Since the pandemic struck, one person in four has reduced the amount of money they are paying into their pension.

Figures from Hargreaves Lansdown show 14% of people have lowered their contributions, while 11% have cut them entirely.

But while saving for retirement can seem like a distant problem, not saving enough now is a mistake that's incredibly hard to correct later.

Separate research from Legal & General Retail Retirement shows that a 50-year-old on average wages who stopped paying in would be nearly £100,000 worse off by the age of 75 if they never saved into their workplace pension again.

The cost to younger Brits would be far higher still.

You should cut pensions contributions last

Sarah Coles, Hargreaves Lansdown personal finance analyst, said: “Men and young people are more likely to have cut payments during the past few months. In many cases, this is because they were far more likely to have been furloughed than women and older workers.

"Younger people may also be quicker to stop contributions because their pension feels like a more distant consideration, so an easy cost to cut.

"However, it’s worth doing what you can to keep paying into your pension throughout your career.

"The money you put in when you’re younger works the hardest for you, so this will come at a higher cost than you expect."

The earlier you start saving, the more powerful each pound put away is

And you lose more than just the money you would have saved by cutting back.

That's because for almost everyone, the cash you put away in a workplace pension is topped up by your boss.

The rules state that if you save 5% of your salary, your boss has to add at least 3%.

More, that's money that's tax free - meaning for each pound you reclaim from pensions contributions, you lose £1.35 from your savings on basic rate tax.

The good news is that the faster you start contributing again, the less the damage to your long term savings.

Helen Morrissey, pension specialist at Royal London, said: “The concern is that once contributions are stopped or reduced the employee may forget to resume them.

"While they will be re-enrolled three years later they still risk damaging their long term financial stability, particularly if this happens more than once in their career."

Spending 20 years poor is hardly ideal

Of course, it doesn't always make sense to keep paying into your retirement savings when you lose money now.

Pausing pensions contributions to meet essential bills, get food, pay council tax or keep a roof over your family's head is hardly a bad decision.

But given the average retirement now lasts longer than 20 years, making the decision lightly could be something you have an awful lot of time to regret later.

Chris Knight, chief executive of Legal & General Retail Retirement, said: "These are of course challenging times, but while it may be hard to look past current difficulties, it is important not to lose sight of the long-term benefits of saving into a pension to secure a comfortable retirement.
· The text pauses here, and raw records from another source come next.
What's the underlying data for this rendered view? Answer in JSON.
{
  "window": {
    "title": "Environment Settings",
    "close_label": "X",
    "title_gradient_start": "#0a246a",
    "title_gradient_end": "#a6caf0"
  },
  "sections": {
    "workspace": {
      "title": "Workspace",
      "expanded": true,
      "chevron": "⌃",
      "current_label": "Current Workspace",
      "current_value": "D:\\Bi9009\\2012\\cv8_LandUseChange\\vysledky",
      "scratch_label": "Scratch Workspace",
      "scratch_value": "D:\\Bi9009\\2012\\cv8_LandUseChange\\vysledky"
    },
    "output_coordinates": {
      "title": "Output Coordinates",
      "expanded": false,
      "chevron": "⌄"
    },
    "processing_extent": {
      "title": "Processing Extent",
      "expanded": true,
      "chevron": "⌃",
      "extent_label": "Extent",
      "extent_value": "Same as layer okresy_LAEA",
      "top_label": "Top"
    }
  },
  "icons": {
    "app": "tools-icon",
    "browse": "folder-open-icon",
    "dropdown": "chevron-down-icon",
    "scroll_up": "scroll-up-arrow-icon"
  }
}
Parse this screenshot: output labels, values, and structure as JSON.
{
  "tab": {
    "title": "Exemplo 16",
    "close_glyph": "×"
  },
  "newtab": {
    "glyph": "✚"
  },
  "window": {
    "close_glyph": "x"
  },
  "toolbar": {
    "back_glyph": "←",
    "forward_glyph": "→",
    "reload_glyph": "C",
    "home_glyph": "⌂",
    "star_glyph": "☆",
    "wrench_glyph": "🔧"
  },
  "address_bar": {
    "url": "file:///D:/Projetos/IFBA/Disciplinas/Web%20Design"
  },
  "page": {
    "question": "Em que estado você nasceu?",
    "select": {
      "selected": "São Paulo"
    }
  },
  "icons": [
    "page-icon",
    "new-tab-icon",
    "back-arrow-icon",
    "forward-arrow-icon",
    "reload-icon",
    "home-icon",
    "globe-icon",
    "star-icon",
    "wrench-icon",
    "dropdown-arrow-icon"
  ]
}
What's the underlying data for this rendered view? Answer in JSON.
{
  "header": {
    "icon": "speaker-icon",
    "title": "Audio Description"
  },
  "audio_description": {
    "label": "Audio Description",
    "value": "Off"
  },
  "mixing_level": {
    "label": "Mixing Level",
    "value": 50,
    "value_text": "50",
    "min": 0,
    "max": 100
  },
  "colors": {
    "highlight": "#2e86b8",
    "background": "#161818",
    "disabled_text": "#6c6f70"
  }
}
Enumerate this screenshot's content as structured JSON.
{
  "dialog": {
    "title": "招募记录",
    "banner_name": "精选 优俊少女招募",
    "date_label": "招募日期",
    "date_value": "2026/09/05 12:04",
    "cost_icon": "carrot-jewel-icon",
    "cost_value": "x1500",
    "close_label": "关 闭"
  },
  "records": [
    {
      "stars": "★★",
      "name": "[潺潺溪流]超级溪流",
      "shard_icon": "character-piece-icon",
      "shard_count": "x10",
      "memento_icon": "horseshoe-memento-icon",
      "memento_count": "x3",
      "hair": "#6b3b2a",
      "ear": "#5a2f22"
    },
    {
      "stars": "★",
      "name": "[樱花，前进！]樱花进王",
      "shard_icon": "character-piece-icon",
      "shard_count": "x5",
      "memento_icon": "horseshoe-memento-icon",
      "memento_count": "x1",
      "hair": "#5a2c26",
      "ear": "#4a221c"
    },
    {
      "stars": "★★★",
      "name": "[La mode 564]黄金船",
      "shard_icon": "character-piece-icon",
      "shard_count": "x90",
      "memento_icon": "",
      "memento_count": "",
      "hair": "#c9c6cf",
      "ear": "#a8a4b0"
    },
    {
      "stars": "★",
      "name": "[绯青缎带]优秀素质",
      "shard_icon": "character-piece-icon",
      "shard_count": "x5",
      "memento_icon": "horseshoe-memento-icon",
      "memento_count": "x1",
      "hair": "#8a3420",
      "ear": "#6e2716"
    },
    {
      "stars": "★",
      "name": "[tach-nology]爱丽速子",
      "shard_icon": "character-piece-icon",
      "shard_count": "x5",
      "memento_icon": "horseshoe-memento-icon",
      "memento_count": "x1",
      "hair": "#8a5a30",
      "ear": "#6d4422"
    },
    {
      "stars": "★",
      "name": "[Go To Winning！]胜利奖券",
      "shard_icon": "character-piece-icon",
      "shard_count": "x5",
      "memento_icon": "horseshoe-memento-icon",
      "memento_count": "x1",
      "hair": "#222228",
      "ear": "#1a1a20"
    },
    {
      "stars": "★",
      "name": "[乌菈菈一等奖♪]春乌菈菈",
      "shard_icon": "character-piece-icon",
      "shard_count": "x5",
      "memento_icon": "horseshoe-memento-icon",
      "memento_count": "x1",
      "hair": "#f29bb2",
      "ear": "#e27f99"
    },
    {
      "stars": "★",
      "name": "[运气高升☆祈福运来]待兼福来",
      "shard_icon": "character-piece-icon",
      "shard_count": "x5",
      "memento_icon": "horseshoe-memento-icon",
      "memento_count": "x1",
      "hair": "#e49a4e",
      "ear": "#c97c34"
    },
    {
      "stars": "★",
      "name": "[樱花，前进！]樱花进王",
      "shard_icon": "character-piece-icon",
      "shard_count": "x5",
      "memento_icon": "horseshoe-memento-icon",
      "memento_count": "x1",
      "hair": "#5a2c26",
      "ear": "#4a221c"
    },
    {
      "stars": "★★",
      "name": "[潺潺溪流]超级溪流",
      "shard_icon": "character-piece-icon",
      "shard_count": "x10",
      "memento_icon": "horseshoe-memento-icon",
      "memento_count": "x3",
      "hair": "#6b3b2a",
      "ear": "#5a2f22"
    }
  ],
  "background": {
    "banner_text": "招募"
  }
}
"Despite current circumstances proving challenging, we would urge those who have already saved something for retirement to maintain their contributions.

"Pausing them may be tempting, however people should explore every possible alternative before considering this."